_DESCRIPTION OF THE TASK_
Any picture must be dropped, but each line of the data should be duplicated exactly.

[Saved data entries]
++++++

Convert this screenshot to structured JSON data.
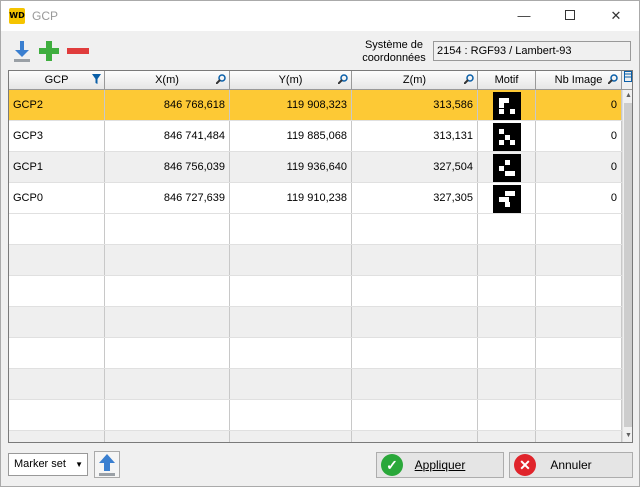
{
  "window": {
    "app_icon_text": "WD",
    "title": "GCP",
    "min_glyph": "—",
    "close_glyph": "✕"
  },
  "toolbar": {
    "import_icon": "download-arrow-icon",
    "add_icon": "plus-icon",
    "remove_icon": "minus-icon",
    "coord_label_line1": "Système de",
    "coord_label_line2": "coordonnées",
    "coord_value": "2154 : RGF93 / Lambert-93"
  },
  "grid": {
    "columns": [
      "GCP",
      "X(m)",
      "Y(m)",
      "Z(m)",
      "Motif",
      "Nb Image"
    ],
    "rows": [
      {
        "gcp": "GCP2",
        "x": "846 768,618",
        "y": "119 908,323",
        "z": "313,586",
        "nb": "0",
        "selected": true
      },
      {
        "gcp": "GCP3",
        "x": "846 741,484",
        "y": "119 885,068",
        "z": "313,131",
        "nb": "0",
        "selected": false
      },
      {
        "gcp": "GCP1",
        "x": "846 756,039",
        "y": "119 936,640",
        "z": "327,504",
        "nb": "0",
        "selected": false
      },
      {
        "gcp": "GCP0",
        "x": "846 727,639",
        "y": "119 910,238",
        "z": "327,305",
        "nb": "0",
        "selected": false
      }
    ]
  },
  "bottom": {
    "marker_set_label": "Marker set",
    "apply_label": "Appliquer",
    "cancel_label": "Annuler"
  },
  "colors": {
    "selected_row": "#fdc935",
    "accent_blue": "#0a5fa8",
    "apply_green": "#2aa83a",
    "cancel_red": "#e0242b"
  }
}
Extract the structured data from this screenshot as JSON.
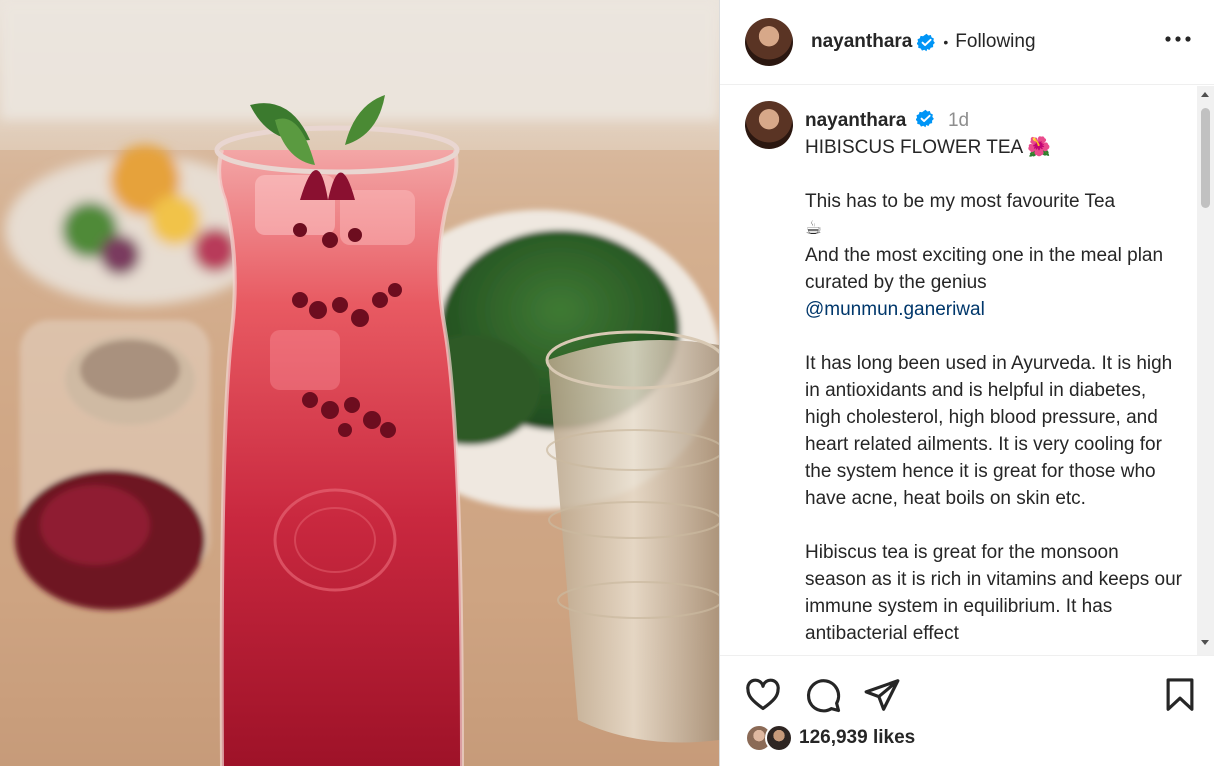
{
  "post": {
    "username": "nayanthara",
    "separator": "•",
    "follow_status": "Following",
    "more_icon": "more-horizontal-icon",
    "verified_color": "#0095f6"
  },
  "caption": {
    "username": "nayanthara",
    "time": "1d",
    "line1": "HIBISCUS FLOWER TEA 🌺",
    "line2": "This has to be my most favourite Tea",
    "line2_emoji": "☕",
    "line3": "And the most exciting one in the meal plan curated by the genius",
    "mention": "@munmun.ganeriwal",
    "para2": "It has long been used in Ayurveda. It is high in antioxidants and is helpful in diabetes, high cholesterol, high blood pressure, and heart related ailments. It is very cooling for the system hence it is great for those who have acne, heat boils on skin etc.",
    "para3": "Hibiscus tea is great for the monsoon season as it is rich in vitamins and keeps our immune system in equilibrium. It has antibacterial effect"
  },
  "actions": {
    "like_icon": "heart-icon",
    "comment_icon": "comment-icon",
    "share_icon": "share-icon",
    "save_icon": "bookmark-icon",
    "likes_text": "126,939 likes"
  },
  "colors": {
    "text": "#262626",
    "secondary": "#8e8e8e",
    "mention": "#00376b",
    "drink": "#c8243a"
  }
}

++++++

_ANSWER_
Convert this screenshot to structured JSON data.
{
  "window": {
    "app_icon_text": "WD",
    "title": "GCP",
    "min_glyph": "—",
    "close_glyph": "✕"
  },
  "toolbar": {
    "import_icon": "download-arrow-icon",
    "add_icon": "plus-icon",
    "remove_icon": "minus-icon",
    "coord_label_line1": "Système de",
    "coord_label_line2": "coordonnées",
    "coord_value": "2154 : RGF93 / Lambert-93"
  },
  "grid": {
    "columns": [
      "GCP",
      "X(m)",
      "Y(m)",
      "Z(m)",
      "Motif",
      "Nb Image"
    ],
    "rows": [
      {
        "gcp": "GCP2",
        "x": "846 768,618",
        "y": "119 908,323",
        "z": "313,586",
        "nb": "0",
        "selected": true
      },
      {
        "gcp": "GCP3",
        "x": "846 741,484",
        "y": "119 885,068",
        "z": "313,131",
        "nb": "0",
        "selected": false
      },
      {
        "gcp": "GCP1",
        "x": "846 756,039",
        "y": "119 936,640",
        "z": "327,504",
        "nb": "0",
        "selected": false
      },
      {
        "gcp": "GCP0",
        "x": "846 727,639",
        "y": "119 910,238",
        "z": "327,305",
        "nb": "0",
        "selected": false
      }
    ]
  },
  "bottom": {
    "marker_set_label": "Marker set",
    "apply_label": "Appliquer",
    "cancel_label": "Annuler"
  },
  "colors": {
    "selected_row": "#fdc935",
    "accent_blue": "#0a5fa8",
    "apply_green": "#2aa83a",
    "cancel_red": "#e0242b"
  }
}
Extract the structured data from this screenshot as JSON.
{
  "post": {
    "username": "nayanthara",
    "separator": "•",
    "follow_status": "Following",
    "more_icon": "more-horizontal-icon",
    "verified_color": "#0095f6"
  },
  "caption": {
    "username": "nayanthara",
    "time": "1d",
    "line1": "HIBISCUS FLOWER TEA 🌺",
    "line2": "This has to be my most favourite Tea",
    "line2_emoji": "☕",
    "line3": "And the most exciting one in the meal plan curated by the genius",
    "mention": "@munmun.ganeriwal",
    "para2": "It has long been used in Ayurveda. It is high in antioxidants and is helpful in diabetes, high cholesterol, high blood pressure, and heart related ailments. It is very cooling for the system hence it is great for those who have acne, heat boils on skin etc.",
    "para3": "Hibiscus tea is great for the monsoon season as it is rich in vitamins and keeps our immune system in equilibrium. It has antibacterial effect"
  },
  "actions": {
    "like_icon": "heart-icon",
    "comment_icon": "comment-icon",
    "share_icon": "share-icon",
    "save_icon": "bookmark-icon",
    "likes_text": "126,939 likes"
  },
  "colors": {
    "text": "#262626",
    "secondary": "#8e8e8e",
    "mention": "#00376b",
    "drink": "#c8243a"
  }
}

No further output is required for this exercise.